Focus Stacking - A Primer

Sometimes when you need to have a wider range of focus your camera equipment can fail you.  This is often the case for subjects in the macrophotography world where even tiny apertures are incapable of resolving a full field of acceptable sharpness. 

Using the tilt and shift functions of a large format camera can solve this dilemma quite easily. However, most photographers do not have the luxury of owning such a wonderful piece of technology as that. So, what are the options? 

Focus Stacking. This is the process of shooting multiples of the same image with varying points of focus, then stacking them together into Photoshop to create one image. 

Here's how it's done (it's quite simple):

1. Use a tripod. This cannot be done handheld! 

2. Compose your image and select an aperture. I like to use whichever aperture my lens performs it's best at. For this shot, I used my Hasselblad Makro 120mm. I find this lens is at it's best at f11. (Generally speaking, the 'middle' aperture is it's best for sharpness and corner-to-corner color rendition.) 

3. I find it's easier to start at the top and work your way down. Focus on the upper most part of your image and take a shot. Focus a little lower down your image and take another. Continue this until you've reached the bottom. It's better to err on the side of having too many shots, than not enough, or else there will be blurry bands in your image.  The number of images you take depends on how shallow your depth of field originally is.  

For extreme macro work, there's a machine out there that will do this more precisely for you. But, since this is a relatively easy shot to begin with, I can do this by hand with no problems. 

4. Take your images and open them up in Photoshop. Drag each image into one of the files, creating layers. 

5. Select all the layers and then go to Edit --> Auto-Align Layers. In the resulting menu, select Auto and then 'Ok'.  This is a crucial step as changing focus also changes your angle of view slightly. 

6. With all the layers aligned and still selected, go back to Edit --> Auto-Blend Layers.  Then select 'Stack Images' and 'OK'. 

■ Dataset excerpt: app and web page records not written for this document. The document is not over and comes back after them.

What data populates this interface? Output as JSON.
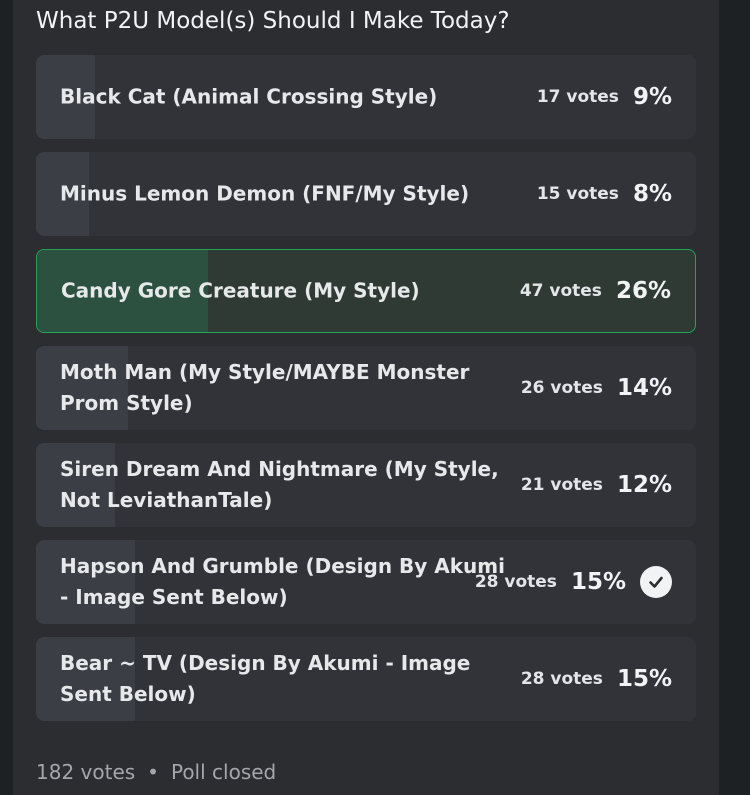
{
  "poll": {
    "question": "What P2U Model(s) Should I Make Today?",
    "answers": [
      {
        "label": "Black Cat (Animal Crossing Style)",
        "votes": "17 votes",
        "percent": "9%",
        "fraction": 0.09,
        "selected": false
      },
      {
        "label": "Minus Lemon Demon (FNF/My Style)",
        "votes": "15 votes",
        "percent": "8%",
        "fraction": 0.08,
        "selected": false
      },
      {
        "label": "Candy Gore Creature (My Style)",
        "votes": "47 votes",
        "percent": "26%",
        "fraction": 0.26,
        "selected": true
      },
      {
        "label": "Moth Man (My Style/MAYBE Monster Prom Style)",
        "votes": "26 votes",
        "percent": "14%",
        "fraction": 0.14,
        "selected": false
      },
      {
        "label": "Siren Dream And Nightmare (My Style, Not LeviathanTale)",
        "votes": "21 votes",
        "percent": "12%",
        "fraction": 0.12,
        "selected": false
      },
      {
        "label": "Hapson And Grumble (Design By Akumi - Image Sent Below)",
        "votes": "28 votes",
        "percent": "15%",
        "fraction": 0.15,
        "selected": false,
        "checked": true
      },
      {
        "label": "Bear ~ TV (Design By Akumi - Image Sent Below)",
        "votes": "28 votes",
        "percent": "15%",
        "fraction": 0.15,
        "selected": false
      }
    ],
    "total_votes": "182 votes",
    "separator": "•",
    "status": "Poll closed",
    "colors": {
      "accent_green": "#23a559",
      "checkmark_bg": "#f2f3f5"
    }
  }
}
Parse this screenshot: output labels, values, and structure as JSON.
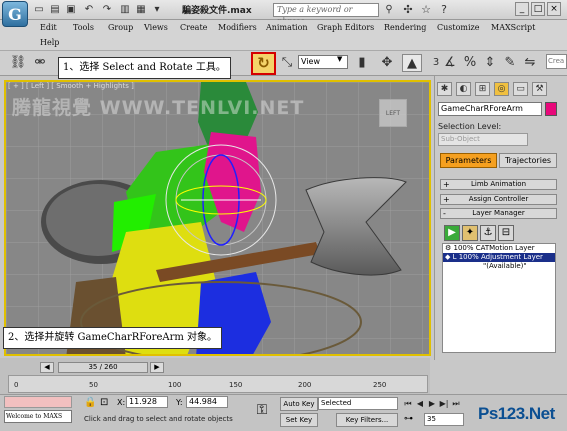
{
  "titlebar": {
    "logo": "G",
    "title": "騙姿殺文件.max",
    "search_placeholder": "Type a keyword or phrase"
  },
  "menu": [
    "Edit",
    "Tools",
    "Group",
    "Views",
    "Create",
    "Modifiers",
    "Animation",
    "Graph Editors",
    "Rendering",
    "Customize",
    "MAXScript",
    "Help"
  ],
  "toolbar": {
    "view_select": "View",
    "create_field": "Crea",
    "num3": "3"
  },
  "callouts": {
    "step1": "1、选择 Select and Rotate 工具。",
    "step2": "2、选择并旋转 GameCharRForeArm 对象。"
  },
  "viewport": {
    "label": "[ + ] [ Left ] [ Smooth + Highlights ]",
    "watermark": "腾龍視覺 WWW.TENLVI.NET",
    "viewcube": "LEFT"
  },
  "panel": {
    "object_name": "GameCharRForeArm",
    "object_color": "#e8087a",
    "selection_level": "Selection Level:",
    "sub_object": "Sub-Object",
    "tab_parameters": "Parameters",
    "tab_trajectories": "Trajectories",
    "rollouts": [
      {
        "sign": "+",
        "label": "Limb Animation"
      },
      {
        "sign": "+",
        "label": "Assign Controller"
      },
      {
        "sign": "-",
        "label": "Layer Manager"
      }
    ],
    "layers": [
      {
        "text": "⚙ 100% CATMotion Layer",
        "selected": false
      },
      {
        "text": "◆ L  100% Adjustment Layer",
        "selected": true
      },
      {
        "text": "\"(Available)\"",
        "selected": false
      }
    ]
  },
  "timeline": {
    "slider": "35 / 260",
    "ticks": [
      "0",
      "50",
      "100",
      "150",
      "200",
      "250"
    ]
  },
  "status": {
    "maxscript": "Welcome to MAXS",
    "x_label": "X:",
    "x_value": "11.928",
    "y_label": "Y:",
    "y_value": "44.984",
    "prompt": "Click and drag to select and rotate objects",
    "auto_key": "Auto Key",
    "set_key": "Set Key",
    "selected": "Selected",
    "key_filters": "Key Filters...",
    "frame": "35",
    "brand": "Ps123.Net"
  }
}
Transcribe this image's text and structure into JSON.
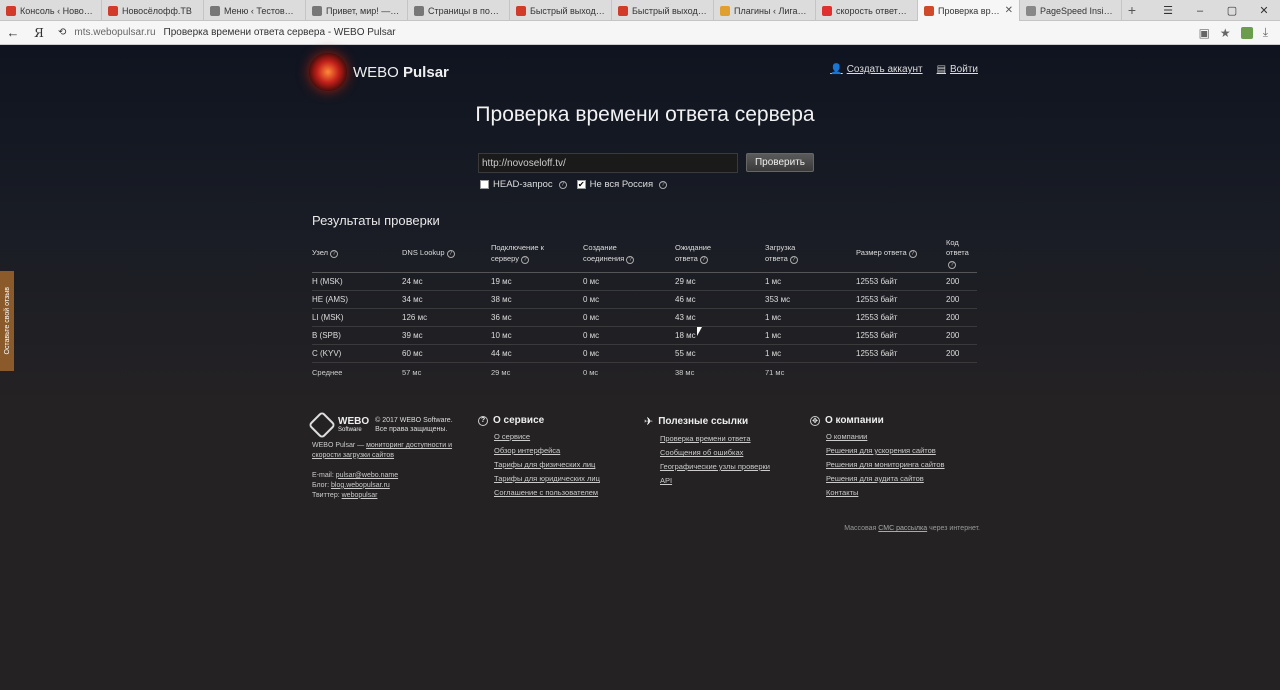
{
  "browser": {
    "tabs": [
      {
        "label": "Консоль ‹ Новосё…",
        "color": "#d23a2a"
      },
      {
        "label": "Новосёлофф.ТВ",
        "color": "#d23a2a"
      },
      {
        "label": "Меню ‹ Тестовый с…",
        "color": "#777"
      },
      {
        "label": "Привет, мир! — Те…",
        "color": "#777"
      },
      {
        "label": "Страницы в поиск…",
        "color": "#777"
      },
      {
        "label": "Быстрый выход на…",
        "color": "#d23a2a"
      },
      {
        "label": "Быстрый выход на…",
        "color": "#d23a2a"
      },
      {
        "label": "Плагины ‹ Лига-Т…",
        "color": "#e0a030"
      },
      {
        "label": "скорость ответа се…",
        "color": "#e03030"
      },
      {
        "label": "Проверка време…",
        "color": "#d04a2a",
        "active": true
      },
      {
        "label": "PageSpeed Insights",
        "color": "#888"
      }
    ],
    "new_tab": "+",
    "address_host": "mts.webopulsar.ru",
    "address_title": "Проверка времени ответа сервера - WEBO Pulsar",
    "back": "←",
    "yandex": "Я"
  },
  "header": {
    "logo_text_a": "WEBO",
    "logo_text_b": "Pulsar",
    "create_account": "Создать аккаунт",
    "login": "Войти"
  },
  "title": "Проверка времени ответа сервера",
  "form": {
    "url_value": "http://novoseloff.tv/",
    "check_label": "Проверить",
    "head_request": "HEAD-запрос",
    "not_all_russia": "Не вся Россия"
  },
  "results": {
    "title": "Результаты проверки",
    "headers": [
      [
        "Узел"
      ],
      [
        "DNS Lookup"
      ],
      [
        "Подключение к",
        "серверу"
      ],
      [
        "Создание",
        "соединения"
      ],
      [
        "Ожидание",
        "ответа"
      ],
      [
        "Загрузка",
        "ответа"
      ],
      [
        "Размер ответа"
      ],
      [
        "Код",
        "ответа"
      ]
    ],
    "rows": [
      [
        "H (MSK)",
        "24 мс",
        "19 мс",
        "0 мс",
        "29 мс",
        "1 мс",
        "12553 байт",
        "200"
      ],
      [
        "HE (AMS)",
        "34 мс",
        "38 мс",
        "0 мс",
        "46 мс",
        "353 мс",
        "12553 байт",
        "200"
      ],
      [
        "LI (MSK)",
        "126 мс",
        "36 мс",
        "0 мс",
        "43 мс",
        "1 мс",
        "12553 байт",
        "200"
      ],
      [
        "B (SPB)",
        "39 мс",
        "10 мс",
        "0 мс",
        "18 мс",
        "1 мс",
        "12553 байт",
        "200"
      ],
      [
        "C (KYV)",
        "60 мс",
        "44 мс",
        "0 мс",
        "55 мс",
        "1 мс",
        "12553 байт",
        "200"
      ]
    ],
    "average": [
      "Среднее",
      "57 мс",
      "29 мс",
      "0 мс",
      "38 мс",
      "71 мс",
      "",
      ""
    ]
  },
  "feedback": "Оставьте свой отзыв",
  "footer": {
    "brand_name": "WEBO",
    "brand_sub": "Software",
    "copyright": "© 2017 WEBO Software.",
    "rights": "Все права защищены.",
    "desc_prefix": "WEBO Pulsar —",
    "desc_link": "мониторинг доступности и скорости загрузки сайтов",
    "email_label": "E-mail:",
    "email": "pulsar@webo.name",
    "blog_label": "Блог:",
    "blog": "blog.webopulsar.ru",
    "twitter_label": "Твиттер:",
    "twitter": "webopulsar",
    "col_service": {
      "title": "О сервисе",
      "links": [
        "О сервисе",
        "Обзор интерфейса",
        "Тарифы для физических лиц",
        "Тарифы для юридических лиц",
        "Соглашение с пользователем"
      ]
    },
    "col_links": {
      "title": "Полезные ссылки",
      "links": [
        "Проверка времени ответа",
        "Сообщения об ошибках",
        "Географические узлы проверки",
        "API"
      ]
    },
    "col_company": {
      "title": "О компании",
      "links": [
        "О компании",
        "Решения для ускорения сайтов",
        "Решения для мониторинга сайтов",
        "Решения для аудита сайтов",
        "Контакты"
      ]
    },
    "sms_prefix": "Массовая",
    "sms_link": "СМС рассылка",
    "sms_suffix": "через интернет."
  }
}
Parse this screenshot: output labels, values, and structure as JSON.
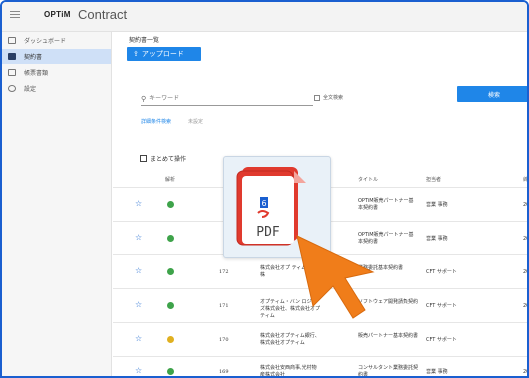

7. Bingo! Here's your image perfectly (hopefully) sharp from top to bottom. There will be some blurry bands at the very top and bottom since the lens changes your angle of view as you refocus. But, that can be fixed in post-production. 

Here is the final image after I tweaked with some dodging and burning. 

Mamiya 645 DF with Hasselblad Makro-Plannar 120 #15 tube - f11 @125th 50iso